The Minister's answer is less than revealing. Is it not a fact that as late as yesterday he refused a formal request to meet the ancillary staff representatives? Was that not because he would have found his miserable 4·8 per cent. pay offer indefensible?
Is the Minister aware that 400,000 ancillary staff are excluded from the nurses' pay review and that they earn less than £80 for a 40-hour week? Is he further aware that 40 per cent. of male ancillary staff and 70 per cent. of female ancillary staff earn less than £6,000 a year? Has he no compassion for both patients and staff? What will he do to rectify that pathetic level of wages?
I have three points to make. First, I have not refused to meet the staff side.
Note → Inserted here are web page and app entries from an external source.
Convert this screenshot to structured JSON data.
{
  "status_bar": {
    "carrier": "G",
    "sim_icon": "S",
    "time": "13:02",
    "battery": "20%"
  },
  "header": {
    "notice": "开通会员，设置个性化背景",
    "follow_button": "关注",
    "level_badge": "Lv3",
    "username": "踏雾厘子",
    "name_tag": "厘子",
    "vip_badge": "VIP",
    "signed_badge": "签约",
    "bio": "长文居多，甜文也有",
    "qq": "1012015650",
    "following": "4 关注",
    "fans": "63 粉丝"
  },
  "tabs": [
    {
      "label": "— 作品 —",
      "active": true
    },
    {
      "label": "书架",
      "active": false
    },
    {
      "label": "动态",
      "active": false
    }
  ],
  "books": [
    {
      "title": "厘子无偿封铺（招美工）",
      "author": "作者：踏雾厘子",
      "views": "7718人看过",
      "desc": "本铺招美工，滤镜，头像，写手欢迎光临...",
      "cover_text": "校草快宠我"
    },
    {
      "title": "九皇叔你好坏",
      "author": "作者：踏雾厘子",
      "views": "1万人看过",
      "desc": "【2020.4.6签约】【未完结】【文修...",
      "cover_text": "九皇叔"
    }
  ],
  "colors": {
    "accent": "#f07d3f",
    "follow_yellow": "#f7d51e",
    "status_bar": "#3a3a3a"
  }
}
I said that I did not think it appropriate at the moment. However, I would not rule it out later.
Secondly, the offer is not 4·8 per cent., it is 5·4 per cent., which is significantly more than ancillary workers received last year.
Thirdly, we have offered to talk about a reduction of one hour in the working week, together with other changes. The hon. Gentleman should get his facts right before he starts attacking me.
Does my right hon. Friend agree that it might solve a great many problems if the ancillary workers' pay review was carried out on a local rather than a national basis? Would that not mean that local health authorities could take the local conditions into account, especially for clerical and secretarial work?
We have said, in general terms, that we want to move towards greater local flexibility within a centrally determined structure. However, that is under discussion more in respect of administrative and clerical staff than ancillary workers. Of course, a great deal of flexibility is already reflected in local bonus schemes and other arrangements.
Will the Minister take this opportunity to put it on record that the nurses and doctors cannot run the hospitals without domestics, laboratory staff and medical secretaries, who are all part of the health team? How can he claim that it is purely a matter for the Whitley council when, after the talks broke down last month, the health authorities made it plain that they could not fund an improved offer without more money'
As the right hon. Gentleman has responsibility for the money available to the health authorities, why does he not face up to that by meeting the staff side and explaining why he thinks that some of the worst-paid people in Britain should settle for a wage increase that is well below the national average?
I have already said that the pay offer to ancillary staff is larger than they received last year. I must make it clear that the staff side has attached particular importance to a reduction in the working week, and the Government have made a suggestion about that that needs to be talked through.